[Component data from apps and pages]
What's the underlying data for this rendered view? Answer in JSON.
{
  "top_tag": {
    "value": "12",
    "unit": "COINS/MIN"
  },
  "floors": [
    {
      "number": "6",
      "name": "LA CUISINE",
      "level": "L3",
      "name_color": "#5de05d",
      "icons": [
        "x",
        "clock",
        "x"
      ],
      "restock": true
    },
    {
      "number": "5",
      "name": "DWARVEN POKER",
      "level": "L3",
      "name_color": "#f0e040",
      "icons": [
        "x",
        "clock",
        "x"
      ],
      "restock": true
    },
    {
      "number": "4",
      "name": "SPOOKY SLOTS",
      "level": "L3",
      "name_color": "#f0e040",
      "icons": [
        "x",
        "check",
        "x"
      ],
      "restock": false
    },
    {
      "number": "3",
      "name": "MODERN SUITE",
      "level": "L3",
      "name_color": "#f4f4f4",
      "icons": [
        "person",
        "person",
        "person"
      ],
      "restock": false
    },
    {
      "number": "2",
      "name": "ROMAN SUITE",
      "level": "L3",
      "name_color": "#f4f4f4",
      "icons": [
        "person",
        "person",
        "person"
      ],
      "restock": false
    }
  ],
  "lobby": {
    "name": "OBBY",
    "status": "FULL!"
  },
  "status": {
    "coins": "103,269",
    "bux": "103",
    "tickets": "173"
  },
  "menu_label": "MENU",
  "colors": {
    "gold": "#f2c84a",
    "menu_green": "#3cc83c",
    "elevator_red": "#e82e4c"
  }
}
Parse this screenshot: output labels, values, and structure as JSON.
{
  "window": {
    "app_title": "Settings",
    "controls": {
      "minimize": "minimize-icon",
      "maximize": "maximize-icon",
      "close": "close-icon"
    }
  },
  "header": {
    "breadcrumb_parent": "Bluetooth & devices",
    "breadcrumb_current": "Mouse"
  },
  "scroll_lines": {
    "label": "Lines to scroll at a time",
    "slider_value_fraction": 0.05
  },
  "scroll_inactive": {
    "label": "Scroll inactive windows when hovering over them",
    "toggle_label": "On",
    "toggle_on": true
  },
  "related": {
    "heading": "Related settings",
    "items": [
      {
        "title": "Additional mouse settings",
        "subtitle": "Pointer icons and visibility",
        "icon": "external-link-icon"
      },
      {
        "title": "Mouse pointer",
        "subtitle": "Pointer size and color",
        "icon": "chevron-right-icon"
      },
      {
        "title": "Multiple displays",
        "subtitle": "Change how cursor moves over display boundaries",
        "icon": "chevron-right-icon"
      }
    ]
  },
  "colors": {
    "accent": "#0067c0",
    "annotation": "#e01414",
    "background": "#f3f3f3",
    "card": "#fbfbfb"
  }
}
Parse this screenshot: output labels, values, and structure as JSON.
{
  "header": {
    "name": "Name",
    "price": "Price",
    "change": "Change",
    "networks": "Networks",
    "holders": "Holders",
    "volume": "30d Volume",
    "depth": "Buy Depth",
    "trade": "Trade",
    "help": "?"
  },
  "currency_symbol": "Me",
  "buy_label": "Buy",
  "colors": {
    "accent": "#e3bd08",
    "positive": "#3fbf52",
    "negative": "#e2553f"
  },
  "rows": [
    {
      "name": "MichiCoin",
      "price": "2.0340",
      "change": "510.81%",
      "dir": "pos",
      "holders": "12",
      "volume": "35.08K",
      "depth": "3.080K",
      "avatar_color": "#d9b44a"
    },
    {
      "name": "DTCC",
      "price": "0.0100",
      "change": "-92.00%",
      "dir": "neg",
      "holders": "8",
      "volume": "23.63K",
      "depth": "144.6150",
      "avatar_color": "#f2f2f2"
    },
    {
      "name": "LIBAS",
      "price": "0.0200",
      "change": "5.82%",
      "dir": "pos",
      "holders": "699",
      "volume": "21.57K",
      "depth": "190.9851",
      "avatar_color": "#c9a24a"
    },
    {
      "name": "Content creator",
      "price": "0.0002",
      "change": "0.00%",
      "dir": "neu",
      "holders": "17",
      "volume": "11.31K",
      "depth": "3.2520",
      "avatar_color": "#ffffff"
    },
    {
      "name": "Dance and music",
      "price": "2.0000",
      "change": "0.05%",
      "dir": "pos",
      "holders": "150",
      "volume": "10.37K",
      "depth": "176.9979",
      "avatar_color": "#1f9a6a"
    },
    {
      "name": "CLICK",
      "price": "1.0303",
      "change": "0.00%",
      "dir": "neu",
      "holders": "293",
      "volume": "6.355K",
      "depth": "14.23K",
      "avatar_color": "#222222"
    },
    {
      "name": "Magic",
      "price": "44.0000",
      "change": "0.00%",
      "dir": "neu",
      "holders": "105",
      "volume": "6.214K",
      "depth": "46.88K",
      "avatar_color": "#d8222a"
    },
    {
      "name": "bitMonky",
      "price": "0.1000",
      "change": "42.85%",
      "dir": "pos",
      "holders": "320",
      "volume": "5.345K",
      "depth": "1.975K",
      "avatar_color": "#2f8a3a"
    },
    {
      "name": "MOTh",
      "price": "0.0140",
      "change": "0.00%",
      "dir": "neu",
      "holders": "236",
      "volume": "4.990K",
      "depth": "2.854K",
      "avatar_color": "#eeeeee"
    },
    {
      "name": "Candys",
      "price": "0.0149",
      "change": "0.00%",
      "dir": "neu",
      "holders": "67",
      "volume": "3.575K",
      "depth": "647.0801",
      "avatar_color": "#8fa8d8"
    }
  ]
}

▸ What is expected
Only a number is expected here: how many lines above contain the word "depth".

▸ Response to this exercise
11